→ Entries shown
------------------------------------------------
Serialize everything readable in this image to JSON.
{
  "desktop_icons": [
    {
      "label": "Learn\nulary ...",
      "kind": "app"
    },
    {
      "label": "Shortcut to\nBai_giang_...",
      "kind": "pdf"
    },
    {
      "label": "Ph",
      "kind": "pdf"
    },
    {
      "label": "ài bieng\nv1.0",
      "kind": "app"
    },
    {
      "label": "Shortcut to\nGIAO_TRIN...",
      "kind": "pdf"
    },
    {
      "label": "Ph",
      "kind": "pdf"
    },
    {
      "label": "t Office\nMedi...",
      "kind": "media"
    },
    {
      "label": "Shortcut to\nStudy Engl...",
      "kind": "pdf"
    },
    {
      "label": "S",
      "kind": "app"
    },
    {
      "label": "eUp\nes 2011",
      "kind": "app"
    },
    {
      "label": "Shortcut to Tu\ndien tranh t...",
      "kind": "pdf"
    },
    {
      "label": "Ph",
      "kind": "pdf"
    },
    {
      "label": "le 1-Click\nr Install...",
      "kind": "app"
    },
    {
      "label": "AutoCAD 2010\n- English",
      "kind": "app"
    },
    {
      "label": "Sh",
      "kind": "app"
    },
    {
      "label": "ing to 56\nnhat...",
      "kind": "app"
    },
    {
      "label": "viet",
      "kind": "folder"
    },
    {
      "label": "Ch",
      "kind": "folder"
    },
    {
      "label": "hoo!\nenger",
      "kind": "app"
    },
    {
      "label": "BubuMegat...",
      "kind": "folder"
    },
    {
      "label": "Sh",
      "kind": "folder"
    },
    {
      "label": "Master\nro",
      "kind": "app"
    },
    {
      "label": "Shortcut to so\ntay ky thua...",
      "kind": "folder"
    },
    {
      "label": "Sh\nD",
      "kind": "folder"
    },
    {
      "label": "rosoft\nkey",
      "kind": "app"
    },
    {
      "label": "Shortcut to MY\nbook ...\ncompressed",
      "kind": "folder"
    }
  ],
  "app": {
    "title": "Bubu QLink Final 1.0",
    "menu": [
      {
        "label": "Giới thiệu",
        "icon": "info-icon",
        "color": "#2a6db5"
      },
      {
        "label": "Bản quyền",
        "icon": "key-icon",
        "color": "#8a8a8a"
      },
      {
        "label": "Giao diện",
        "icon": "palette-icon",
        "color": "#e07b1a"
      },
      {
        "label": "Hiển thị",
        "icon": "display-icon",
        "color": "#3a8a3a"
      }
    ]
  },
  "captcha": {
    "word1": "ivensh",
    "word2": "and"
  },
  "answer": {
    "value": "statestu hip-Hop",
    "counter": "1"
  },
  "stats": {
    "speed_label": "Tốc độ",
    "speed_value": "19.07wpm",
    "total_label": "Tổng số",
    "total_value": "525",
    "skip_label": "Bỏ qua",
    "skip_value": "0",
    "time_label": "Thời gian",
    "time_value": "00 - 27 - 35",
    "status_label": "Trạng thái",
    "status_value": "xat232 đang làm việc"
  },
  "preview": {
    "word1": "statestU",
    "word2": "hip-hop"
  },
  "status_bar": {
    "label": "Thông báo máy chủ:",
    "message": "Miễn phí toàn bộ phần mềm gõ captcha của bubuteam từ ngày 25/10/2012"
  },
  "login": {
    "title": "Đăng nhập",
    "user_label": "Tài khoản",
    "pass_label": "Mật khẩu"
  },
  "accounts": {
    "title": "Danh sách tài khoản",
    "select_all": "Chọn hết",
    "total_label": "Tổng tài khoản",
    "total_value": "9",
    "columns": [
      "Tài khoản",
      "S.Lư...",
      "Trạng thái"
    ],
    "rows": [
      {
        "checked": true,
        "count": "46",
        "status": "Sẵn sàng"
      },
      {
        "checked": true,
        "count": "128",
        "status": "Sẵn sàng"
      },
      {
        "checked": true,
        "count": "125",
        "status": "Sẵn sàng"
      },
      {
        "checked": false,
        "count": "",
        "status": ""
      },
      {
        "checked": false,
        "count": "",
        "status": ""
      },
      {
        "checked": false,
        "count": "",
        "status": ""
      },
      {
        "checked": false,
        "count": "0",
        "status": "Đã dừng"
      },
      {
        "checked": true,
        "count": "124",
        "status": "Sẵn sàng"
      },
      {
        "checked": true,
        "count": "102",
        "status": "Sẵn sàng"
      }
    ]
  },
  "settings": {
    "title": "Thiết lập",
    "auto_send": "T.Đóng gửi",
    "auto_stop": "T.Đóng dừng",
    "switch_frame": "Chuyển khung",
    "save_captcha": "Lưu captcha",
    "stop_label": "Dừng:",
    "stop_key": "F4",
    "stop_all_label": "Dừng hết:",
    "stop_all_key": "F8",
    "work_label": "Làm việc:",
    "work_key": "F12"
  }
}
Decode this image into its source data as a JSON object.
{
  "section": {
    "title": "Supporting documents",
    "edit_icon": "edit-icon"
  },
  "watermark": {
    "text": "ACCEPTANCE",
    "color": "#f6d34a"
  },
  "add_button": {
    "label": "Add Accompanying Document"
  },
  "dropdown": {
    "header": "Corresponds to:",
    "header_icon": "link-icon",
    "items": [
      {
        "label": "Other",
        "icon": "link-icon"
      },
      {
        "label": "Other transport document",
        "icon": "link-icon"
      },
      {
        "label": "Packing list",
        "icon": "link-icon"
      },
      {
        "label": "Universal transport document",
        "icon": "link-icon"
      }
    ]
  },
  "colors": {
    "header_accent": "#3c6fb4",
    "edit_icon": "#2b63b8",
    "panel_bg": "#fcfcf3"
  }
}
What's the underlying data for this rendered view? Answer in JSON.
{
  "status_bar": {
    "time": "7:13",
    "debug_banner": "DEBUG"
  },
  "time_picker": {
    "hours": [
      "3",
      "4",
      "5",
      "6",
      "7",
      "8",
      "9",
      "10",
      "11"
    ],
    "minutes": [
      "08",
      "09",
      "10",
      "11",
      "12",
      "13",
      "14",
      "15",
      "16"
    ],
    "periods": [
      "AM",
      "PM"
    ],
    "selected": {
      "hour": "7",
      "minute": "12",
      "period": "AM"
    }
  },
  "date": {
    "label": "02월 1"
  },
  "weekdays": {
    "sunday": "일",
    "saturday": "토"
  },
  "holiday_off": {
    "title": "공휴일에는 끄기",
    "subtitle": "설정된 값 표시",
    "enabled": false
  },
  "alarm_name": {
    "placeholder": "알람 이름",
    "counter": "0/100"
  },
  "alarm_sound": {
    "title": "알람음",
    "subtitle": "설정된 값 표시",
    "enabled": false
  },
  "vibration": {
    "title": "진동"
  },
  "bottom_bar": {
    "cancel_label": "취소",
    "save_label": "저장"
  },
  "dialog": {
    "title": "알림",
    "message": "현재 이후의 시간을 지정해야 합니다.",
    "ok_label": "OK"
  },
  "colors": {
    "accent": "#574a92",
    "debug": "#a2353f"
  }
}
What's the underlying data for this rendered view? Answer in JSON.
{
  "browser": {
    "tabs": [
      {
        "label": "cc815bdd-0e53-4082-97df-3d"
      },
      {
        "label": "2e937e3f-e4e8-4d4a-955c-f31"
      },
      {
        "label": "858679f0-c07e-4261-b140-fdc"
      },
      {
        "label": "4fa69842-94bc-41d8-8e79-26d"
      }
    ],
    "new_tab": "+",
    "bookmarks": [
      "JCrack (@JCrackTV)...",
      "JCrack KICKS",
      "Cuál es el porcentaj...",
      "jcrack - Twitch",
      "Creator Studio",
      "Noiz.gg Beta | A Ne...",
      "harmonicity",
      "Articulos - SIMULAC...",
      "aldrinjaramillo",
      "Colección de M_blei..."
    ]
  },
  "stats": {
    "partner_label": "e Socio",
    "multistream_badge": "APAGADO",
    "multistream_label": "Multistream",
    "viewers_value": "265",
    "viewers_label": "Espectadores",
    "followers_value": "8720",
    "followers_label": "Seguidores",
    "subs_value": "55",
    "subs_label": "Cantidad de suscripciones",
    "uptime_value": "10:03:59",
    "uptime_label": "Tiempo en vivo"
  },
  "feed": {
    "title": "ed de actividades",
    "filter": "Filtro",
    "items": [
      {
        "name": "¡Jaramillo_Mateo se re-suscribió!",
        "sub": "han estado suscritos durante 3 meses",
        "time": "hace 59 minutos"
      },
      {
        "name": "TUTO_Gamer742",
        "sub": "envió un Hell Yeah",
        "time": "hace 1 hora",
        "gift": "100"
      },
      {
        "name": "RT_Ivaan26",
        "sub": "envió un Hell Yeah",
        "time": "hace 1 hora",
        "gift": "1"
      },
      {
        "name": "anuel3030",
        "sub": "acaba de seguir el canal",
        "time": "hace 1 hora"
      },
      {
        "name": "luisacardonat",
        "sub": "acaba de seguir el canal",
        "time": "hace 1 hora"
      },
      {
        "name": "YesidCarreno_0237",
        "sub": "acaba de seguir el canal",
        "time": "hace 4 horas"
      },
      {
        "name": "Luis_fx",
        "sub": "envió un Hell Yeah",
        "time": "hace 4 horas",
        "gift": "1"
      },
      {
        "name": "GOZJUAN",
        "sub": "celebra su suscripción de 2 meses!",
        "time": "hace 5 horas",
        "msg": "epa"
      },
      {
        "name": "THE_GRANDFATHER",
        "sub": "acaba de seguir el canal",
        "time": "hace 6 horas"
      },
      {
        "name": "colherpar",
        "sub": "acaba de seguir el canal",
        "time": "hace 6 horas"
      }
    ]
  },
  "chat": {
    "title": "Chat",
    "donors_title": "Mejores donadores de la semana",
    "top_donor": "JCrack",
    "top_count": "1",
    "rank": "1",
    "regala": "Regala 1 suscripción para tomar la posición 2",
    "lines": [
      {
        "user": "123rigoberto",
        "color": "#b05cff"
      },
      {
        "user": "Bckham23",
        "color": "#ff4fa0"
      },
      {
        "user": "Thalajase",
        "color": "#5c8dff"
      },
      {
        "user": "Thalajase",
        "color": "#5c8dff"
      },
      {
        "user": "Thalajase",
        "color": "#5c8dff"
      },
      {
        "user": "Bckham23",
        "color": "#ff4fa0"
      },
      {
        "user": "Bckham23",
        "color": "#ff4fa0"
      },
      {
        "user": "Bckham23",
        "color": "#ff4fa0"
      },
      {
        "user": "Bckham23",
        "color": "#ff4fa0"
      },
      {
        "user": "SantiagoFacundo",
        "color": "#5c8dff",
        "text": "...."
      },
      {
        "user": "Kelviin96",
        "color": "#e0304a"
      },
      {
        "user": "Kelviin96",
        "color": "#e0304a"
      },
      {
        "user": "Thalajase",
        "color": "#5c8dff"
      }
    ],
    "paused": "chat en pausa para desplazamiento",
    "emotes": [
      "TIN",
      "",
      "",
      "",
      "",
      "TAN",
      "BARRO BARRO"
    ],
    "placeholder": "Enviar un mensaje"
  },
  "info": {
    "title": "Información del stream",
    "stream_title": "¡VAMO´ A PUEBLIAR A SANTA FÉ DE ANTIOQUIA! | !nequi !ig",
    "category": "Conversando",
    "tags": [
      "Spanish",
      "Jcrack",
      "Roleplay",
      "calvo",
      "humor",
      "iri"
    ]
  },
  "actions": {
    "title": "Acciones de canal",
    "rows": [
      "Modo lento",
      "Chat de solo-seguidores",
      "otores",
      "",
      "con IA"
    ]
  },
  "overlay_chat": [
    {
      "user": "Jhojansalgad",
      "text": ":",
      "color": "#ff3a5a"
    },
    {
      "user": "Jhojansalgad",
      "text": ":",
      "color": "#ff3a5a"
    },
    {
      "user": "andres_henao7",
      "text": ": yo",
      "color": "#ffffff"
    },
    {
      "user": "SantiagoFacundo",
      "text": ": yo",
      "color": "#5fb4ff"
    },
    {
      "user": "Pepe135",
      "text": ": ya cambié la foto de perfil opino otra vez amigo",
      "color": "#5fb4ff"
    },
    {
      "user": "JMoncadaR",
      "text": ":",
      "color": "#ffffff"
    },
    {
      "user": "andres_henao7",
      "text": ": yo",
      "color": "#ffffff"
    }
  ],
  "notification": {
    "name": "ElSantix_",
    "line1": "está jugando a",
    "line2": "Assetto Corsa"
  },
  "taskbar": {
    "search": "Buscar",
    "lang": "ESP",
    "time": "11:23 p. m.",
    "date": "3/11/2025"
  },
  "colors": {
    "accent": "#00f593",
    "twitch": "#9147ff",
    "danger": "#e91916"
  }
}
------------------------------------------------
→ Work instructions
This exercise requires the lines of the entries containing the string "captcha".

→ Answer to this exercise
  "captcha": {
    "message": "Miễn phí toàn bộ phần mềm gõ captcha của bubuteam từ ngày 25/10/2012"
    "save_captcha": "Lưu captcha",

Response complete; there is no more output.